* _Data records for software interfaces_:
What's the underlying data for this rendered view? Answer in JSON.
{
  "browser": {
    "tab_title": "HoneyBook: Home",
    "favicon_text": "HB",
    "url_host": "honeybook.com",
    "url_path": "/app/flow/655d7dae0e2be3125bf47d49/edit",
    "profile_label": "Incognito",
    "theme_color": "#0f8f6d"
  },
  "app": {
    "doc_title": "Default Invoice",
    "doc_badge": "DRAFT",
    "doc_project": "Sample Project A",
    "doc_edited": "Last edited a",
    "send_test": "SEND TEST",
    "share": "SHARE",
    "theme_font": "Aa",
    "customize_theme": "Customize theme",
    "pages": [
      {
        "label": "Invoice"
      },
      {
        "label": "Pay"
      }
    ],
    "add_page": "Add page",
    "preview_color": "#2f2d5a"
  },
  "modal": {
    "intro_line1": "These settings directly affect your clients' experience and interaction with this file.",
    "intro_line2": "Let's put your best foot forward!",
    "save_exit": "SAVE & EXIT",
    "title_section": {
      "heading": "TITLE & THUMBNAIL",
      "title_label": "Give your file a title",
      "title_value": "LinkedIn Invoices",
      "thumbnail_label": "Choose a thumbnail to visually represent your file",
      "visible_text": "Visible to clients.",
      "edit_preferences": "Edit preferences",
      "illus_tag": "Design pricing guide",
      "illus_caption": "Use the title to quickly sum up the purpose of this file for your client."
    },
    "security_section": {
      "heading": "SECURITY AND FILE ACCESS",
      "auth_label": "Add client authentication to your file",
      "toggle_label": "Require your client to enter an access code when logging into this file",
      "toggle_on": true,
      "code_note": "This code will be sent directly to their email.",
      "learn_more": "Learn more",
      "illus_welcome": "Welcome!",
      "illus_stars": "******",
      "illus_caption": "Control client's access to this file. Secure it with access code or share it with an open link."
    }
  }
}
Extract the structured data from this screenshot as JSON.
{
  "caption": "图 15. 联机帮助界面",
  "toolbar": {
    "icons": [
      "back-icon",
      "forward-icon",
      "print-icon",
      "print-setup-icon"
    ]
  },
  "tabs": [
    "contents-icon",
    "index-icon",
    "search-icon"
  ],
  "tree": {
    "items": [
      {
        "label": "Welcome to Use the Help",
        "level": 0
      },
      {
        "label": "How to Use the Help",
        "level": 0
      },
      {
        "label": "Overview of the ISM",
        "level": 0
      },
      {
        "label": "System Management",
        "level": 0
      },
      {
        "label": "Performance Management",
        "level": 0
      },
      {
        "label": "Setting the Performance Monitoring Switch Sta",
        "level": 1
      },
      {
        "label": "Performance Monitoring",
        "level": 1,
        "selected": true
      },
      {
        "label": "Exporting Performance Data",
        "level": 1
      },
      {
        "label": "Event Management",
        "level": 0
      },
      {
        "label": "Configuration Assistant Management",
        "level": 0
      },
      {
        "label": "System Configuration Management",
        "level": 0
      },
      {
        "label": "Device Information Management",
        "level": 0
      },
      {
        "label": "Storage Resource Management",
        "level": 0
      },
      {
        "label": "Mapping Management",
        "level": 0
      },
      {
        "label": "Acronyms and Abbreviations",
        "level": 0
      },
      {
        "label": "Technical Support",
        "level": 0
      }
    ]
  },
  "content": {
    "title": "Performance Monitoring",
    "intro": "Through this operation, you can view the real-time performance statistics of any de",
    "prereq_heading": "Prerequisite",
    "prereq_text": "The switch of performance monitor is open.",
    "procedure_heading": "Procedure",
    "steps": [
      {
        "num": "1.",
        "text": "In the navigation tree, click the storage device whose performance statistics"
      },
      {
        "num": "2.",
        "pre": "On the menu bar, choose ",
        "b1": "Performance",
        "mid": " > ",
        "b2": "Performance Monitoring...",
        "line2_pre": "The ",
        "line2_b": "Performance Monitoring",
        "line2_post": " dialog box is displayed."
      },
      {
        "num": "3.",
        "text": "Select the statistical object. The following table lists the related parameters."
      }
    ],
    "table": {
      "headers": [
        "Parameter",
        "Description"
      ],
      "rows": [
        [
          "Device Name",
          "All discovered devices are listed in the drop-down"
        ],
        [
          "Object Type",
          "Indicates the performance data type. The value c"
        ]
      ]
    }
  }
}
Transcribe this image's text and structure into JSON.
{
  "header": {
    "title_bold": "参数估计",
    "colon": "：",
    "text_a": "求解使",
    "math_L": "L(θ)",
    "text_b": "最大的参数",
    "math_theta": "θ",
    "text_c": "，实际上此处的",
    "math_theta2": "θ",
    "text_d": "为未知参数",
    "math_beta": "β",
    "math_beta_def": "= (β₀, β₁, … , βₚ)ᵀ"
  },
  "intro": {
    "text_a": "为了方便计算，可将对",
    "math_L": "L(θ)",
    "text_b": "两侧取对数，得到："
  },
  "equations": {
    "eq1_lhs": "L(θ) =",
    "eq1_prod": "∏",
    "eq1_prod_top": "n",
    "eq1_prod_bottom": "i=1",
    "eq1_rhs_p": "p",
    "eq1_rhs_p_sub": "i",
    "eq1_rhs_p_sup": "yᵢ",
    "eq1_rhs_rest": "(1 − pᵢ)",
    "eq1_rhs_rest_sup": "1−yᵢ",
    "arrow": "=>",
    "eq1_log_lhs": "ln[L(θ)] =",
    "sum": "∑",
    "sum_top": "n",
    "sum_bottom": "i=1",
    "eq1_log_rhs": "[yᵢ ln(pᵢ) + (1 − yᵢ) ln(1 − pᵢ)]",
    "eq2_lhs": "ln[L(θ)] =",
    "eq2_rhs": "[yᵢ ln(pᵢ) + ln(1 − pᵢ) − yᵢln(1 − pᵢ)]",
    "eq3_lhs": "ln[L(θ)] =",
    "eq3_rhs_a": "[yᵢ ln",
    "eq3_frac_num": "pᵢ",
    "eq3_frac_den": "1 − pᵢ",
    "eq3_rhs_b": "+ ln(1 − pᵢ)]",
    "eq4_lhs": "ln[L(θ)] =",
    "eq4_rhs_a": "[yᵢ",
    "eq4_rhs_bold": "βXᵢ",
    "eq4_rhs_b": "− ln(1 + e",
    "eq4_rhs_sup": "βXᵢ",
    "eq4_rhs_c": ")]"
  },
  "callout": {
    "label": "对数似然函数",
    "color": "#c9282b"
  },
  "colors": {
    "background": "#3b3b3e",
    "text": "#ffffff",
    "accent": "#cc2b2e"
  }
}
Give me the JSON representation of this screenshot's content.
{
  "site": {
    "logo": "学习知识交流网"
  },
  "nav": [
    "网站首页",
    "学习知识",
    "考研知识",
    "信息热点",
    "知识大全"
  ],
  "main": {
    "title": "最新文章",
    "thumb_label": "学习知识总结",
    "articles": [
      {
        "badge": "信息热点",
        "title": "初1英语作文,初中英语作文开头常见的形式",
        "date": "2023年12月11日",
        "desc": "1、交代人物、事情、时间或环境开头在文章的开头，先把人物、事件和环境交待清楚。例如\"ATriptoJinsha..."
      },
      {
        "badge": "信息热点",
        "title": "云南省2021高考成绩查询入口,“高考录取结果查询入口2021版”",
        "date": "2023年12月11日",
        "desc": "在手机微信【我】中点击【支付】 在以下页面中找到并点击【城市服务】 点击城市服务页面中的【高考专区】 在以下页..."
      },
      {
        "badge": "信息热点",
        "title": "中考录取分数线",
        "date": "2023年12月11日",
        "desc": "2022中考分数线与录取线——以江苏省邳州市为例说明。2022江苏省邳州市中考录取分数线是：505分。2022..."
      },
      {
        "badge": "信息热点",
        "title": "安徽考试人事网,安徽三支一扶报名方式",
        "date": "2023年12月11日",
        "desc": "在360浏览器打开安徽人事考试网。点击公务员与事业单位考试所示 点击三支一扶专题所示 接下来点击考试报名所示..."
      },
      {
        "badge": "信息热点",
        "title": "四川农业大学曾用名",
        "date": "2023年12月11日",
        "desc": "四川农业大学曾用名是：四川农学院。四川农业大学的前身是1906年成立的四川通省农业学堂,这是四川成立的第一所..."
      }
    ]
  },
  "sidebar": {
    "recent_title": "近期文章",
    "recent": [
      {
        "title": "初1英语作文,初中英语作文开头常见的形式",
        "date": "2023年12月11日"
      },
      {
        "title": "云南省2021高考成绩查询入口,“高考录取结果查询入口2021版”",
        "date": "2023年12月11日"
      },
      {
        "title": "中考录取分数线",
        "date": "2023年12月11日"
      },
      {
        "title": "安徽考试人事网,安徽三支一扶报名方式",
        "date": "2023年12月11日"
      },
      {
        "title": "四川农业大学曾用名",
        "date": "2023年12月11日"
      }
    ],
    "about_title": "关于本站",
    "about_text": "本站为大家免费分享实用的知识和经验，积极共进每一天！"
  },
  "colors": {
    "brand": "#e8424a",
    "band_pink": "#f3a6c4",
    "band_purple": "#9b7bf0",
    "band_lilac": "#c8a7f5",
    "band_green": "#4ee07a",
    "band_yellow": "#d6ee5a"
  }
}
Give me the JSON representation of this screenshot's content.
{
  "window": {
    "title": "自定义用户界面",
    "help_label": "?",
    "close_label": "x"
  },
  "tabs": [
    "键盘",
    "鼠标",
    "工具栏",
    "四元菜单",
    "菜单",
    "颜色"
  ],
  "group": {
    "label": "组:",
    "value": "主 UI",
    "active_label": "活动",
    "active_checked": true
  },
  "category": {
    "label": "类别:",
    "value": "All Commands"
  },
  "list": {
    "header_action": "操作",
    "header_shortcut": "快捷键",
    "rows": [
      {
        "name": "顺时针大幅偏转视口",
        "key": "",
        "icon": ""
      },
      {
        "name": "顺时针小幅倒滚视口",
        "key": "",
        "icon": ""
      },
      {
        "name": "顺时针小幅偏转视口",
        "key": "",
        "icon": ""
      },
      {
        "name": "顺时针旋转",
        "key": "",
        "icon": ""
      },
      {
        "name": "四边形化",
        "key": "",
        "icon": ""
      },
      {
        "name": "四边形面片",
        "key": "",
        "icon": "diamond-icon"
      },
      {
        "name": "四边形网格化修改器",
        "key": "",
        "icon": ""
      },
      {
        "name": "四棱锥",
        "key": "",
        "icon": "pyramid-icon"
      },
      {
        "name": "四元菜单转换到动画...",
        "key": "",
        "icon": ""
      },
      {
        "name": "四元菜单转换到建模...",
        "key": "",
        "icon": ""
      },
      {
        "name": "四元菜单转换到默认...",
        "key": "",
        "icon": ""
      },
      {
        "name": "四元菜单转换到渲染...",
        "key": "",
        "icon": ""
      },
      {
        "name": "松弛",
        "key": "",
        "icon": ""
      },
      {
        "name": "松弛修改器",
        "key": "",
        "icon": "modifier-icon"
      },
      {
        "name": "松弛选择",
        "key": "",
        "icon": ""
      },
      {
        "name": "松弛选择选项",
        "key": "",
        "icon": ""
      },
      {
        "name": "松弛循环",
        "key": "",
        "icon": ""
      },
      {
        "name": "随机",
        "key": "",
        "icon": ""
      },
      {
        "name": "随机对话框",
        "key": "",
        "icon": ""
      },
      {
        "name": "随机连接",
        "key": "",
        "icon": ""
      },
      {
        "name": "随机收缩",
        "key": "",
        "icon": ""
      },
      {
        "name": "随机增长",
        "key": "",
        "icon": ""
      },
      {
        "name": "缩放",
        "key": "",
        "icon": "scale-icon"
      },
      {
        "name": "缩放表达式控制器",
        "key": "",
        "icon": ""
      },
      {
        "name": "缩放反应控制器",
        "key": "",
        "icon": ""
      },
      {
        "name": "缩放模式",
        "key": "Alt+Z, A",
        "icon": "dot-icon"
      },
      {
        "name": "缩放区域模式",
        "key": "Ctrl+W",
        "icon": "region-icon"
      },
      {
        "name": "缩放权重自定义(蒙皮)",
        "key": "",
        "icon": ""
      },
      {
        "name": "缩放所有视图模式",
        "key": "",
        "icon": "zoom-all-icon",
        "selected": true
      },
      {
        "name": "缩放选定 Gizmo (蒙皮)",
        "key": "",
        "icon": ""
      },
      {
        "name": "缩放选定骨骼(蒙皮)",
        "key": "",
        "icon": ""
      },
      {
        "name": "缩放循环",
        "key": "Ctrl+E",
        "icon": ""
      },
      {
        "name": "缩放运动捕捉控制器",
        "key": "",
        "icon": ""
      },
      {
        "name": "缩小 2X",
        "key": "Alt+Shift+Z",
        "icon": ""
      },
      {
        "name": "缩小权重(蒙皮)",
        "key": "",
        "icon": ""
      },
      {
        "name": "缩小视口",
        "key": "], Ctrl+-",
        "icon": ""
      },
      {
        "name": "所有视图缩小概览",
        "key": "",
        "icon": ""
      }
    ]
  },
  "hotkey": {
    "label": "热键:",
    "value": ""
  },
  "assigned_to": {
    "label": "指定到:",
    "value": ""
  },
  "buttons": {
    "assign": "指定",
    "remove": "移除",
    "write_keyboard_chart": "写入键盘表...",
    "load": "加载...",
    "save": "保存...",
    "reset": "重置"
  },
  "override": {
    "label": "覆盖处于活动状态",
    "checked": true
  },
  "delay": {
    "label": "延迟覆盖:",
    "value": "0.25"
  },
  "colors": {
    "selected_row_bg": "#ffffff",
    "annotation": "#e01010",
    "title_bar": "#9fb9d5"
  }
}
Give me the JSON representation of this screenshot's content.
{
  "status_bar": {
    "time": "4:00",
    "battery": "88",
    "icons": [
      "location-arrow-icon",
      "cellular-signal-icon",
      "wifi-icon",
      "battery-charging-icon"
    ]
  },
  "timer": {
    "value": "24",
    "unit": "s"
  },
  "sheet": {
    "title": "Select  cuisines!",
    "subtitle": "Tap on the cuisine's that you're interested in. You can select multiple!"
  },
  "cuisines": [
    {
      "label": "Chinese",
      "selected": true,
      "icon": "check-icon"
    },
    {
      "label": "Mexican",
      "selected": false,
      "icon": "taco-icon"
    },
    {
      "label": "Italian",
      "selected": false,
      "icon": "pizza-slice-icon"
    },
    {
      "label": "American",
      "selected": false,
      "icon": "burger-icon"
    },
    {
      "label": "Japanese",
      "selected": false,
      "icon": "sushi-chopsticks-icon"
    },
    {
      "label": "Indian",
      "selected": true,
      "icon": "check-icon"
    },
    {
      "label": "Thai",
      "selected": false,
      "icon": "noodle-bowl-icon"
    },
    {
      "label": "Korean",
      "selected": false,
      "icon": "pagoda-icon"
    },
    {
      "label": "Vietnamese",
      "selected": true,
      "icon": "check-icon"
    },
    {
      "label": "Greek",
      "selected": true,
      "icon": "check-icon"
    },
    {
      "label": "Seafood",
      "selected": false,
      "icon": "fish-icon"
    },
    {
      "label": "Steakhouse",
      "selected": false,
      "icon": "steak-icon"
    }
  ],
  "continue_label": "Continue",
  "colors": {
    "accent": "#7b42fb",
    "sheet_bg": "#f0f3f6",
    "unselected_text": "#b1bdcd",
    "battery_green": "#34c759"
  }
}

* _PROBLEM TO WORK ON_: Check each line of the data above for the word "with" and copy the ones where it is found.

* _RESULT FOR THIS EXERCISE_:
    "intro_line1": "These settings directly affect your clients' experience and interaction with this file.",
      "illus_caption": "Control client's access to this file. Secure it with access code or share it with an open link."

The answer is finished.